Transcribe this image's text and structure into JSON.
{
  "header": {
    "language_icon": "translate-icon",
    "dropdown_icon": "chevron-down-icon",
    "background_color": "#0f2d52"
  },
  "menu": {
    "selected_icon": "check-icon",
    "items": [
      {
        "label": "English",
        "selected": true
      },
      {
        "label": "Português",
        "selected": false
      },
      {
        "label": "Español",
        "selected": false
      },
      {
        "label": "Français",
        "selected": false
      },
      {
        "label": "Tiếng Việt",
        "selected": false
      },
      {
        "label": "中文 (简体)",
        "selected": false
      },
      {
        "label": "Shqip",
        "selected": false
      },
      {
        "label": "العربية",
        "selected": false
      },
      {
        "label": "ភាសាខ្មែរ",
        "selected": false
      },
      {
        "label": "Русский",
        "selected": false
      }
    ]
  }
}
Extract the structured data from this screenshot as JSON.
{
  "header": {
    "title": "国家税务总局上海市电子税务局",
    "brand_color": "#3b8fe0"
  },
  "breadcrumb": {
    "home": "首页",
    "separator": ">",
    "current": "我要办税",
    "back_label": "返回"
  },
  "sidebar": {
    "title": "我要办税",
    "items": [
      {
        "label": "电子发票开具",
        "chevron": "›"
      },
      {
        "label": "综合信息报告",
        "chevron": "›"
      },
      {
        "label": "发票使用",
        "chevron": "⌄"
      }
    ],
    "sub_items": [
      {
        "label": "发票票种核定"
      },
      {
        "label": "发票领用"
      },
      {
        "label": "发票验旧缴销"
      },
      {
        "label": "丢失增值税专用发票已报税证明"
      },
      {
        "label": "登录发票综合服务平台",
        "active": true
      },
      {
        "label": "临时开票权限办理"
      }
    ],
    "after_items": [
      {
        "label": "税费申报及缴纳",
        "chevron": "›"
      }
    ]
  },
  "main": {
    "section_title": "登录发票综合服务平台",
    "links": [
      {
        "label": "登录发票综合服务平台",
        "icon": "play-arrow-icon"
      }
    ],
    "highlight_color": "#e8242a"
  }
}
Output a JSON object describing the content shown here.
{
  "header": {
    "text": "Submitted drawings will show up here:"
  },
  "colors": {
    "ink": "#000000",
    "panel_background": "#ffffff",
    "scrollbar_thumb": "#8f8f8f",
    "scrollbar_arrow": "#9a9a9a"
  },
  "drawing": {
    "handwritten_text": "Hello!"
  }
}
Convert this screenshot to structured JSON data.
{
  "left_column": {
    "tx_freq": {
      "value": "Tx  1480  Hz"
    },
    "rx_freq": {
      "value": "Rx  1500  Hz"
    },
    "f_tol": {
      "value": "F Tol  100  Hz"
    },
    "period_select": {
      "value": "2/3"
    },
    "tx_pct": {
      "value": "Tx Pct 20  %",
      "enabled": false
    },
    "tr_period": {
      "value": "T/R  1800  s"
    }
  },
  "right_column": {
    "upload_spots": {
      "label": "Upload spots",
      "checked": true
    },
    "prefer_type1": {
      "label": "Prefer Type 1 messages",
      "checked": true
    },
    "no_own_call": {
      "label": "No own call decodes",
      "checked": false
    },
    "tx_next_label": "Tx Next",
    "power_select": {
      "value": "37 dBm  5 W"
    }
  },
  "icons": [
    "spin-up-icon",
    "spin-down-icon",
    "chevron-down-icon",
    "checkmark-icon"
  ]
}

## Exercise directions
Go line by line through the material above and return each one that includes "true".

## Output for this task
        "selected": true
        "active": true
      "checked": true
      "checked": true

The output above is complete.